**Brief**
Among the entries, find each line that includes the string "title" and list it.

── Input

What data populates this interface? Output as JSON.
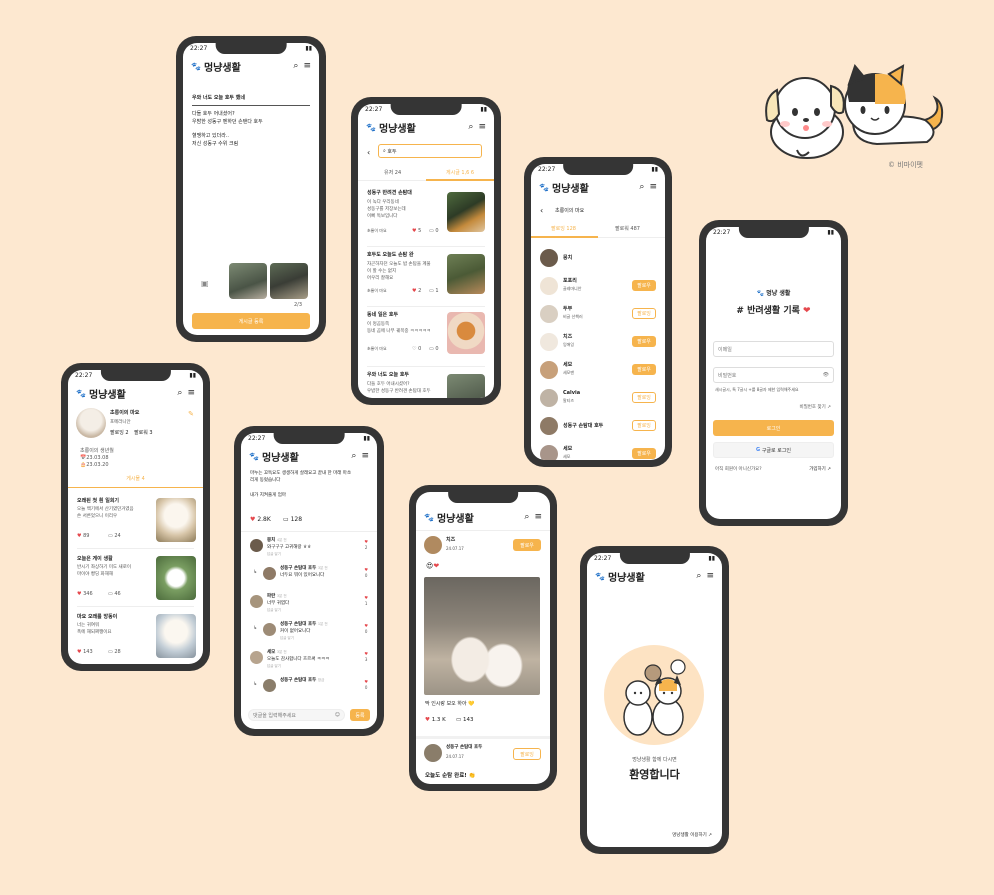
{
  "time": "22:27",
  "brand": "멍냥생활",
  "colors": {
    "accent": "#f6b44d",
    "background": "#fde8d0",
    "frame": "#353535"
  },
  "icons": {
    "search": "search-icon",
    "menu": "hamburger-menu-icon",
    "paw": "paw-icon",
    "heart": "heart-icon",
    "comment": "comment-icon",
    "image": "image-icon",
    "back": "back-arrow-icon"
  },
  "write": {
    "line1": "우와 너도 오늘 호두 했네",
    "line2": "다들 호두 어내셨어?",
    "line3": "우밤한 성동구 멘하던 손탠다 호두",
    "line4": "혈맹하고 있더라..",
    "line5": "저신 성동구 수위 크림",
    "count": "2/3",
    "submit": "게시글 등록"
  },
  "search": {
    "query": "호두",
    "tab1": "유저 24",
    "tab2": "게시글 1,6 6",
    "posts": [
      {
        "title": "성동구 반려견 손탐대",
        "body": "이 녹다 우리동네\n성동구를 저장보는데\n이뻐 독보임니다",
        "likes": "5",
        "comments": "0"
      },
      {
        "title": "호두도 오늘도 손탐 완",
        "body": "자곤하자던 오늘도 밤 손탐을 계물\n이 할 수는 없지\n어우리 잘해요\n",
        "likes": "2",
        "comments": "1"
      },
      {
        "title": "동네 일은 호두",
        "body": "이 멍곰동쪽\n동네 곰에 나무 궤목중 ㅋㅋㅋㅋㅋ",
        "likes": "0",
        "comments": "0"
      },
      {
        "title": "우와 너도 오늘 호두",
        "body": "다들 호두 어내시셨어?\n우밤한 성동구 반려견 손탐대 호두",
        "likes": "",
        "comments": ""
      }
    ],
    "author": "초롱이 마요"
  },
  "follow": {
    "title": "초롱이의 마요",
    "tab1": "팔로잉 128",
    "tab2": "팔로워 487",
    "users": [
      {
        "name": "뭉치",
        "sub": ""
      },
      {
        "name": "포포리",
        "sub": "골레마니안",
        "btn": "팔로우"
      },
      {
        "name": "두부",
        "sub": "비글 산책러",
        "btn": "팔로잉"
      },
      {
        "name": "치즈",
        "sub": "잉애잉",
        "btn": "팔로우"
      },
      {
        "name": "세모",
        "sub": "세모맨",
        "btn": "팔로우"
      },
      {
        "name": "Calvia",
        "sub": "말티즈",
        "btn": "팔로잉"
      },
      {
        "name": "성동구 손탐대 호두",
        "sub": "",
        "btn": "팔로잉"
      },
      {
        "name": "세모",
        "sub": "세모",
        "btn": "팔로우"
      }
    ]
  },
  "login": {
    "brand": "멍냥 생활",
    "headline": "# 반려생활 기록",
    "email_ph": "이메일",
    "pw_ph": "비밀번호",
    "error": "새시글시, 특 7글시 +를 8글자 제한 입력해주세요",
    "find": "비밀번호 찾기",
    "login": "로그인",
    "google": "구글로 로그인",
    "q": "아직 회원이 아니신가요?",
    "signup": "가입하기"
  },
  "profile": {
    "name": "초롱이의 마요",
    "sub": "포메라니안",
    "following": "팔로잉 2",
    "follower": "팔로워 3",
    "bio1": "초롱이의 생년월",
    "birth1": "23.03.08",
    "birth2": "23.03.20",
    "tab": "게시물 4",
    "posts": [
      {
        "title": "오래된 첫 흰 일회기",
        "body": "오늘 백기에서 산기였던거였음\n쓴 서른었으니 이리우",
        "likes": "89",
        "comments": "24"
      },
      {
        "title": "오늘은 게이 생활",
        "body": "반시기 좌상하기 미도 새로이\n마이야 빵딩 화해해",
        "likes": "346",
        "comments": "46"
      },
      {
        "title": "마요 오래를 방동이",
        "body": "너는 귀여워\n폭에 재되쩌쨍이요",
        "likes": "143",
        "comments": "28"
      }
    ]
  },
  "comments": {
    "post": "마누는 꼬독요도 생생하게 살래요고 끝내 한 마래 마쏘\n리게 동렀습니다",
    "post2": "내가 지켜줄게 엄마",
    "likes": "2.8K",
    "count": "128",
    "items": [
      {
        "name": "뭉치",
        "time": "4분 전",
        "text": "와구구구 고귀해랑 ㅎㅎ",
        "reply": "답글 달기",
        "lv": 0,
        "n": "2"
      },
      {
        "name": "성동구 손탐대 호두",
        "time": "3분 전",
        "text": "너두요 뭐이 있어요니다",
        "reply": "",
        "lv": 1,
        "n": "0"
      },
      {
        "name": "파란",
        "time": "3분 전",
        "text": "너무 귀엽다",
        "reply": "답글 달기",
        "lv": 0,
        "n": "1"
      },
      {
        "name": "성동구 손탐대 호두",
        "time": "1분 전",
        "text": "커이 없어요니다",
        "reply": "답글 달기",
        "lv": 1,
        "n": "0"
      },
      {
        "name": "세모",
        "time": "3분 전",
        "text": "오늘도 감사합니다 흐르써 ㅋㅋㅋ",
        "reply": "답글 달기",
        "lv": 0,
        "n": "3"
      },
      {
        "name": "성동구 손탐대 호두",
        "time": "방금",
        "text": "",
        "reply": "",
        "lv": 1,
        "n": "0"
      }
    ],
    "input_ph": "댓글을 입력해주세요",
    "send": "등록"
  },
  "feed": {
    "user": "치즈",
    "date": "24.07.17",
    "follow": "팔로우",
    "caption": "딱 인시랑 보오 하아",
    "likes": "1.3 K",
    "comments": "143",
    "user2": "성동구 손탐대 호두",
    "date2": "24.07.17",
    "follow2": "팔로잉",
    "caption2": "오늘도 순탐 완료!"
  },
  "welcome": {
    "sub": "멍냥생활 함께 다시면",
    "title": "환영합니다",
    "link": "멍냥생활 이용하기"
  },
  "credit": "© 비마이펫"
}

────

**Answer below**
        "title": "성동구 반려견 손탐대",
        "title": "호두도 오늘도 손탐 완",
        "title": "동네 일은 호두",
        "title": "우와 너도 오늘 호두",
    "title": "초롱이의 마요",
        "title": "오래된 첫 흰 일회기",
        "title": "오늘은 게이 생활",
        "title": "마요 오래를 방동이",
    "title": "환영합니다",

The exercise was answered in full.